**Task requirements:**
Leave the pictures out and restate every line below exactly.

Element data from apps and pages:
· · · ·
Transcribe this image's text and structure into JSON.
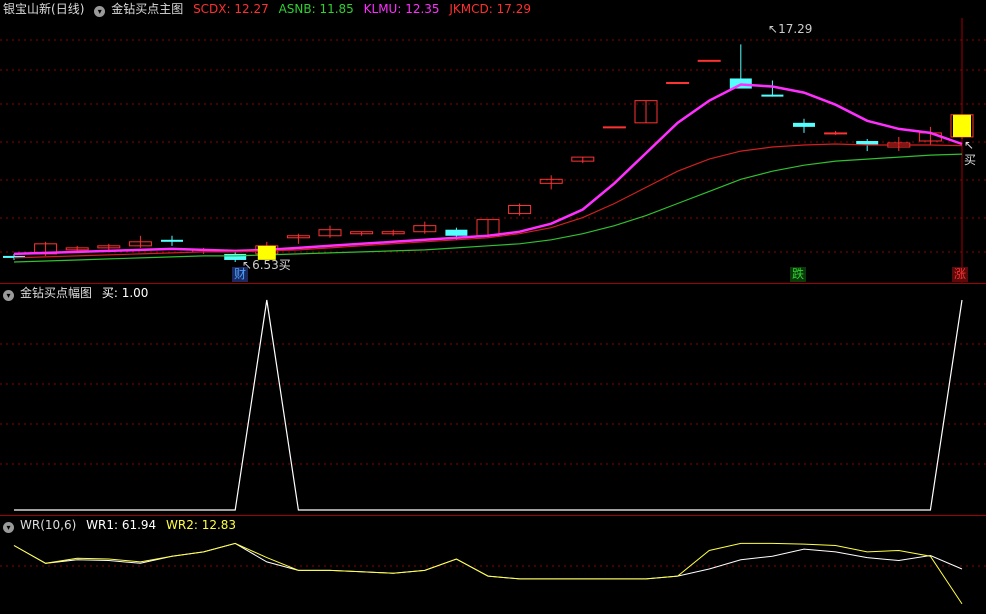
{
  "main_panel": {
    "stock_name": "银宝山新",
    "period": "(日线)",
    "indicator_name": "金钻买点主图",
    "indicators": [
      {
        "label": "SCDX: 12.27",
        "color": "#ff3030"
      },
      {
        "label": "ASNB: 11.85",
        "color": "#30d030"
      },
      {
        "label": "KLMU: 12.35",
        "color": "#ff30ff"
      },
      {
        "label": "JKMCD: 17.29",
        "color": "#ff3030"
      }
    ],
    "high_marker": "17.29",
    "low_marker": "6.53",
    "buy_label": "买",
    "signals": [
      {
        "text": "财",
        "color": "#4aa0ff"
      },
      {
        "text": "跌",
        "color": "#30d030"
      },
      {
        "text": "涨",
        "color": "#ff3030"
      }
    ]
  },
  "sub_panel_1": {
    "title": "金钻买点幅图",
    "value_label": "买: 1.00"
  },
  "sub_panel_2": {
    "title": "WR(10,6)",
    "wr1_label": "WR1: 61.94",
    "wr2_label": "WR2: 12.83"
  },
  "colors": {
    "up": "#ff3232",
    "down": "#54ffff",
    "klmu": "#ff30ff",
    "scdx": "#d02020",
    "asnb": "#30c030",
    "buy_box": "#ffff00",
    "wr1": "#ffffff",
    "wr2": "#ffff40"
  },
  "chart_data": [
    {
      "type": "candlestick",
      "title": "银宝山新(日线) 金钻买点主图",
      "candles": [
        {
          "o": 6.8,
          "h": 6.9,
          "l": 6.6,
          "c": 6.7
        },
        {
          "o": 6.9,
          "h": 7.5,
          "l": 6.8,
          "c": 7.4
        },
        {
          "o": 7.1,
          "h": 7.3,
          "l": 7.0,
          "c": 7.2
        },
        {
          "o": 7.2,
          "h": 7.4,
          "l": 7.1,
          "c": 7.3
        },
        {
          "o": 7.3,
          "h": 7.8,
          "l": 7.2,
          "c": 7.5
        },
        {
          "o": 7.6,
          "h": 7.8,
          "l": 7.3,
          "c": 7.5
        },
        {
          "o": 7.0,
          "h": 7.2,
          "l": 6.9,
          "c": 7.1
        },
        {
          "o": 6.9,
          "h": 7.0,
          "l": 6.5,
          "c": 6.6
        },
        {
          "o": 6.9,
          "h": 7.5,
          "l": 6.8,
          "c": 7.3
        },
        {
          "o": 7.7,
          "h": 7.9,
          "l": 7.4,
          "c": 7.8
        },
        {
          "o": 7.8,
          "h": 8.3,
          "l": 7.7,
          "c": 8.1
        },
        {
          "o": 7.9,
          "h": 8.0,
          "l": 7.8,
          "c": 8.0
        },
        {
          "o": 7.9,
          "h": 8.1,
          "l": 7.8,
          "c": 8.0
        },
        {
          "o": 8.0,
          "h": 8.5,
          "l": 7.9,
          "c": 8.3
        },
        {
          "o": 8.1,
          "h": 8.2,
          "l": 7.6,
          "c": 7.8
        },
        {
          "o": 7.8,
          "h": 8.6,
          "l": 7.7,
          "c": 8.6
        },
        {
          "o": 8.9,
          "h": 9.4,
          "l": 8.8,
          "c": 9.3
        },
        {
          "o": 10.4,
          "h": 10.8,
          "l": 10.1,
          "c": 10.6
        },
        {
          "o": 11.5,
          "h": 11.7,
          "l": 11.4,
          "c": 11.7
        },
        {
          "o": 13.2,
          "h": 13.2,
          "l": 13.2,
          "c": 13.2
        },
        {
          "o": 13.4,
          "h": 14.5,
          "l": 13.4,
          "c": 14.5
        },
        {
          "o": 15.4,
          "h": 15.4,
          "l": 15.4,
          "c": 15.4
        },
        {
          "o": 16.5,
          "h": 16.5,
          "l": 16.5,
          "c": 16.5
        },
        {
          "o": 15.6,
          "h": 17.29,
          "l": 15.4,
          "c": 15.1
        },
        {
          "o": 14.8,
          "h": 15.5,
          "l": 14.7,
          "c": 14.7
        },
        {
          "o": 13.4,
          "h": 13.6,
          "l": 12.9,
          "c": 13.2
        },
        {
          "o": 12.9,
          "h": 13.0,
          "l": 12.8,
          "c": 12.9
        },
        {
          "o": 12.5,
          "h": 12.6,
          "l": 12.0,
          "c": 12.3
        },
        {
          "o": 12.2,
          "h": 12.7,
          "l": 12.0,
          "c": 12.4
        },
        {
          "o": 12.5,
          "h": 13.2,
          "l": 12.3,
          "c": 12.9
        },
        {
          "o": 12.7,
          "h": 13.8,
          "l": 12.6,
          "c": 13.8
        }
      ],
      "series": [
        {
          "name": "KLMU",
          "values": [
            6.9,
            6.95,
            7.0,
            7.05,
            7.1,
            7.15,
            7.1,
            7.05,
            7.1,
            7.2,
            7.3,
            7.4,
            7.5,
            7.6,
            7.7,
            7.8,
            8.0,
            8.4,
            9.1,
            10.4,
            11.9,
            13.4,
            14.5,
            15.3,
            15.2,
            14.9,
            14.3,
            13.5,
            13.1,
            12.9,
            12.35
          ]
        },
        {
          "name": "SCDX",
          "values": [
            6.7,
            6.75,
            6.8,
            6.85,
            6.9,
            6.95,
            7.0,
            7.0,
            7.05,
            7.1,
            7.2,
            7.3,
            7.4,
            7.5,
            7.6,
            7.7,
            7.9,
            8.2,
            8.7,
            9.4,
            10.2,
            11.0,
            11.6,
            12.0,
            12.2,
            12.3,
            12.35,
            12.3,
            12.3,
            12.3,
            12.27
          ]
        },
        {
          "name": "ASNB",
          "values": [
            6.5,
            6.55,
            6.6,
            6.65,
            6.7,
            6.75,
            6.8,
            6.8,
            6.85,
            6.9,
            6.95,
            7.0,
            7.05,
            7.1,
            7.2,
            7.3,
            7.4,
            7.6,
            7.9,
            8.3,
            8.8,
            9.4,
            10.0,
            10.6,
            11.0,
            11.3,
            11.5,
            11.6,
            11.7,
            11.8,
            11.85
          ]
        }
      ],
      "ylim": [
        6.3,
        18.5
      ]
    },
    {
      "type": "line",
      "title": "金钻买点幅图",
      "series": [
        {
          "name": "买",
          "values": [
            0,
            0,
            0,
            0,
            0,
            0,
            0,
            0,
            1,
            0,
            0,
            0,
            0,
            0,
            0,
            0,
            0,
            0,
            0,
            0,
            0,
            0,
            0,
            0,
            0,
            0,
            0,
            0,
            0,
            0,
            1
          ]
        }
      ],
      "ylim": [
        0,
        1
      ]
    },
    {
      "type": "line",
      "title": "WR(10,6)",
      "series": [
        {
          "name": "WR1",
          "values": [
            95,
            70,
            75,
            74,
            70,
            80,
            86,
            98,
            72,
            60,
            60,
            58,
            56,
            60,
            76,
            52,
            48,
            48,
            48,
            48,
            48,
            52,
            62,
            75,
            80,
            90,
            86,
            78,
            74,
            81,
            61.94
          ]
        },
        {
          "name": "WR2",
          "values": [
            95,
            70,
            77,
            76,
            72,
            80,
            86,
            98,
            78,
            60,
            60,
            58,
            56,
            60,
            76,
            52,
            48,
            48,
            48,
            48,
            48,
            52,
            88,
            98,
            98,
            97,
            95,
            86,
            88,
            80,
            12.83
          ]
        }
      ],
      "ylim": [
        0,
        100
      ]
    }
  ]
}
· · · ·
**Task solution:**
Transcribe this image's text and structure into JSON.
{
  "main_panel": {
    "stock_name": "银宝山新",
    "period": "(日线)",
    "indicator_name": "金钻买点主图",
    "indicators": [
      {
        "label": "SCDX: 12.27",
        "color": "#ff3030"
      },
      {
        "label": "ASNB: 11.85",
        "color": "#30d030"
      },
      {
        "label": "KLMU: 12.35",
        "color": "#ff30ff"
      },
      {
        "label": "JKMCD: 17.29",
        "color": "#ff3030"
      }
    ],
    "high_marker": "17.29",
    "low_marker": "6.53",
    "buy_label": "买",
    "signals": [
      {
        "text": "财",
        "color": "#4aa0ff"
      },
      {
        "text": "跌",
        "color": "#30d030"
      },
      {
        "text": "涨",
        "color": "#ff3030"
      }
    ]
  },
  "sub_panel_1": {
    "title": "金钻买点幅图",
    "value_label": "买: 1.00"
  },
  "sub_panel_2": {
    "title": "WR(10,6)",
    "wr1_label": "WR1: 61.94",
    "wr2_label": "WR2: 12.83"
  },
  "colors": {
    "up": "#ff3232",
    "down": "#54ffff",
    "klmu": "#ff30ff",
    "scdx": "#d02020",
    "asnb": "#30c030",
    "buy_box": "#ffff00",
    "wr1": "#ffffff",
    "wr2": "#ffff40"
  },
  "chart_data": [
    {
      "type": "candlestick",
      "title": "银宝山新(日线) 金钻买点主图",
      "candles": [
        {
          "o": 6.8,
          "h": 6.9,
          "l": 6.6,
          "c": 6.7
        },
        {
          "o": 6.9,
          "h": 7.5,
          "l": 6.8,
          "c": 7.4
        },
        {
          "o": 7.1,
          "h": 7.3,
          "l": 7.0,
          "c": 7.2
        },
        {
          "o": 7.2,
          "h": 7.4,
          "l": 7.1,
          "c": 7.3
        },
        {
          "o": 7.3,
          "h": 7.8,
          "l": 7.2,
          "c": 7.5
        },
        {
          "o": 7.6,
          "h": 7.8,
          "l": 7.3,
          "c": 7.5
        },
        {
          "o": 7.0,
          "h": 7.2,
          "l": 6.9,
          "c": 7.1
        },
        {
          "o": 6.9,
          "h": 7.0,
          "l": 6.5,
          "c": 6.6
        },
        {
          "o": 6.9,
          "h": 7.5,
          "l": 6.8,
          "c": 7.3
        },
        {
          "o": 7.7,
          "h": 7.9,
          "l": 7.4,
          "c": 7.8
        },
        {
          "o": 7.8,
          "h": 8.3,
          "l": 7.7,
          "c": 8.1
        },
        {
          "o": 7.9,
          "h": 8.0,
          "l": 7.8,
          "c": 8.0
        },
        {
          "o": 7.9,
          "h": 8.1,
          "l": 7.8,
          "c": 8.0
        },
        {
          "o": 8.0,
          "h": 8.5,
          "l": 7.9,
          "c": 8.3
        },
        {
          "o": 8.1,
          "h": 8.2,
          "l": 7.6,
          "c": 7.8
        },
        {
          "o": 7.8,
          "h": 8.6,
          "l": 7.7,
          "c": 8.6
        },
        {
          "o": 8.9,
          "h": 9.4,
          "l": 8.8,
          "c": 9.3
        },
        {
          "o": 10.4,
          "h": 10.8,
          "l": 10.1,
          "c": 10.6
        },
        {
          "o": 11.5,
          "h": 11.7,
          "l": 11.4,
          "c": 11.7
        },
        {
          "o": 13.2,
          "h": 13.2,
          "l": 13.2,
          "c": 13.2
        },
        {
          "o": 13.4,
          "h": 14.5,
          "l": 13.4,
          "c": 14.5
        },
        {
          "o": 15.4,
          "h": 15.4,
          "l": 15.4,
          "c": 15.4
        },
        {
          "o": 16.5,
          "h": 16.5,
          "l": 16.5,
          "c": 16.5
        },
        {
          "o": 15.6,
          "h": 17.29,
          "l": 15.4,
          "c": 15.1
        },
        {
          "o": 14.8,
          "h": 15.5,
          "l": 14.7,
          "c": 14.7
        },
        {
          "o": 13.4,
          "h": 13.6,
          "l": 12.9,
          "c": 13.2
        },
        {
          "o": 12.9,
          "h": 13.0,
          "l": 12.8,
          "c": 12.9
        },
        {
          "o": 12.5,
          "h": 12.6,
          "l": 12.0,
          "c": 12.3
        },
        {
          "o": 12.2,
          "h": 12.7,
          "l": 12.0,
          "c": 12.4
        },
        {
          "o": 12.5,
          "h": 13.2,
          "l": 12.3,
          "c": 12.9
        },
        {
          "o": 12.7,
          "h": 13.8,
          "l": 12.6,
          "c": 13.8
        }
      ],
      "series": [
        {
          "name": "KLMU",
          "values": [
            6.9,
            6.95,
            7.0,
            7.05,
            7.1,
            7.15,
            7.1,
            7.05,
            7.1,
            7.2,
            7.3,
            7.4,
            7.5,
            7.6,
            7.7,
            7.8,
            8.0,
            8.4,
            9.1,
            10.4,
            11.9,
            13.4,
            14.5,
            15.3,
            15.2,
            14.9,
            14.3,
            13.5,
            13.1,
            12.9,
            12.35
          ]
        },
        {
          "name": "SCDX",
          "values": [
            6.7,
            6.75,
            6.8,
            6.85,
            6.9,
            6.95,
            7.0,
            7.0,
            7.05,
            7.1,
            7.2,
            7.3,
            7.4,
            7.5,
            7.6,
            7.7,
            7.9,
            8.2,
            8.7,
            9.4,
            10.2,
            11.0,
            11.6,
            12.0,
            12.2,
            12.3,
            12.35,
            12.3,
            12.3,
            12.3,
            12.27
          ]
        },
        {
          "name": "ASNB",
          "values": [
            6.5,
            6.55,
            6.6,
            6.65,
            6.7,
            6.75,
            6.8,
            6.8,
            6.85,
            6.9,
            6.95,
            7.0,
            7.05,
            7.1,
            7.2,
            7.3,
            7.4,
            7.6,
            7.9,
            8.3,
            8.8,
            9.4,
            10.0,
            10.6,
            11.0,
            11.3,
            11.5,
            11.6,
            11.7,
            11.8,
            11.85
          ]
        }
      ],
      "ylim": [
        6.3,
        18.5
      ]
    },
    {
      "type": "line",
      "title": "金钻买点幅图",
      "series": [
        {
          "name": "买",
          "values": [
            0,
            0,
            0,
            0,
            0,
            0,
            0,
            0,
            1,
            0,
            0,
            0,
            0,
            0,
            0,
            0,
            0,
            0,
            0,
            0,
            0,
            0,
            0,
            0,
            0,
            0,
            0,
            0,
            0,
            0,
            1
          ]
        }
      ],
      "ylim": [
        0,
        1
      ]
    },
    {
      "type": "line",
      "title": "WR(10,6)",
      "series": [
        {
          "name": "WR1",
          "values": [
            95,
            70,
            75,
            74,
            70,
            80,
            86,
            98,
            72,
            60,
            60,
            58,
            56,
            60,
            76,
            52,
            48,
            48,
            48,
            48,
            48,
            52,
            62,
            75,
            80,
            90,
            86,
            78,
            74,
            81,
            61.94
          ]
        },
        {
          "name": "WR2",
          "values": [
            95,
            70,
            77,
            76,
            72,
            80,
            86,
            98,
            78,
            60,
            60,
            58,
            56,
            60,
            76,
            52,
            48,
            48,
            48,
            48,
            48,
            52,
            88,
            98,
            98,
            97,
            95,
            86,
            88,
            80,
            12.83
          ]
        }
      ],
      "ylim": [
        0,
        100
      ]
    }
  ]
}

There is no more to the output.